In the material below, find every line containing "System" and copy that line.

****************************************

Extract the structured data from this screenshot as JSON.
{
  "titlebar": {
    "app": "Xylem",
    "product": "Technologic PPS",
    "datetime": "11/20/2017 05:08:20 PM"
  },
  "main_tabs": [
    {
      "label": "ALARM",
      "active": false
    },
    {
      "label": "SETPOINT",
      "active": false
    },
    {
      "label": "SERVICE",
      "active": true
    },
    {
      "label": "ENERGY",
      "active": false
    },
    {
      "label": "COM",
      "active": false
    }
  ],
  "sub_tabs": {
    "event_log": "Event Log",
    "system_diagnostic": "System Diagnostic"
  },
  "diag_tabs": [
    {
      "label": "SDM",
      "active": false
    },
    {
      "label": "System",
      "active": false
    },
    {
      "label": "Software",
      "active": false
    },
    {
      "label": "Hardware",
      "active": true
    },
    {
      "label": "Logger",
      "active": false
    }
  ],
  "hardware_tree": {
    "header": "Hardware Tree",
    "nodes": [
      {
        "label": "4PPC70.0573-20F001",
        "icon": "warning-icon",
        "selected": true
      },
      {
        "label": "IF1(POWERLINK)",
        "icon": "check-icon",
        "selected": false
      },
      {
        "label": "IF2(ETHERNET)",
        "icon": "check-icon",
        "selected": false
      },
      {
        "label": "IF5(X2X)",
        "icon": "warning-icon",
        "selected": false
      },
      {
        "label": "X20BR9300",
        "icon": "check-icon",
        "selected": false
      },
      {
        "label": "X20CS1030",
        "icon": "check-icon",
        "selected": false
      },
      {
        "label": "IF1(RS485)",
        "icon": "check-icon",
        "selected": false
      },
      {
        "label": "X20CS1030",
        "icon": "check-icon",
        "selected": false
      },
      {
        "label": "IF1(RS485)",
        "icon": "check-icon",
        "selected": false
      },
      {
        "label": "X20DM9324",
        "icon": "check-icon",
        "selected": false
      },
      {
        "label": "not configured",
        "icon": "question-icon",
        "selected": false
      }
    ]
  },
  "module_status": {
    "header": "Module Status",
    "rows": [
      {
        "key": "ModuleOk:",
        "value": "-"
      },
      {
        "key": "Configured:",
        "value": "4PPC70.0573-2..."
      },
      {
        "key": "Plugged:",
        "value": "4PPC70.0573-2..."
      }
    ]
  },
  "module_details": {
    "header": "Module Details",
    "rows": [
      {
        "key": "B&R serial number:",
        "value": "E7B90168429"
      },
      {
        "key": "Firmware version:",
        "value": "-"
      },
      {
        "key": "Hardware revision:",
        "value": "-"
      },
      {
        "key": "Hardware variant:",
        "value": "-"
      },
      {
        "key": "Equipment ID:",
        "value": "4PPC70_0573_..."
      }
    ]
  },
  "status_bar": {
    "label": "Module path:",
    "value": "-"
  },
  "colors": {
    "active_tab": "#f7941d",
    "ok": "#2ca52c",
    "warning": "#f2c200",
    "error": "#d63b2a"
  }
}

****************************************

*Result for this task:*
    "system_diagnostic": "System Diagnostic"
      "label": "System",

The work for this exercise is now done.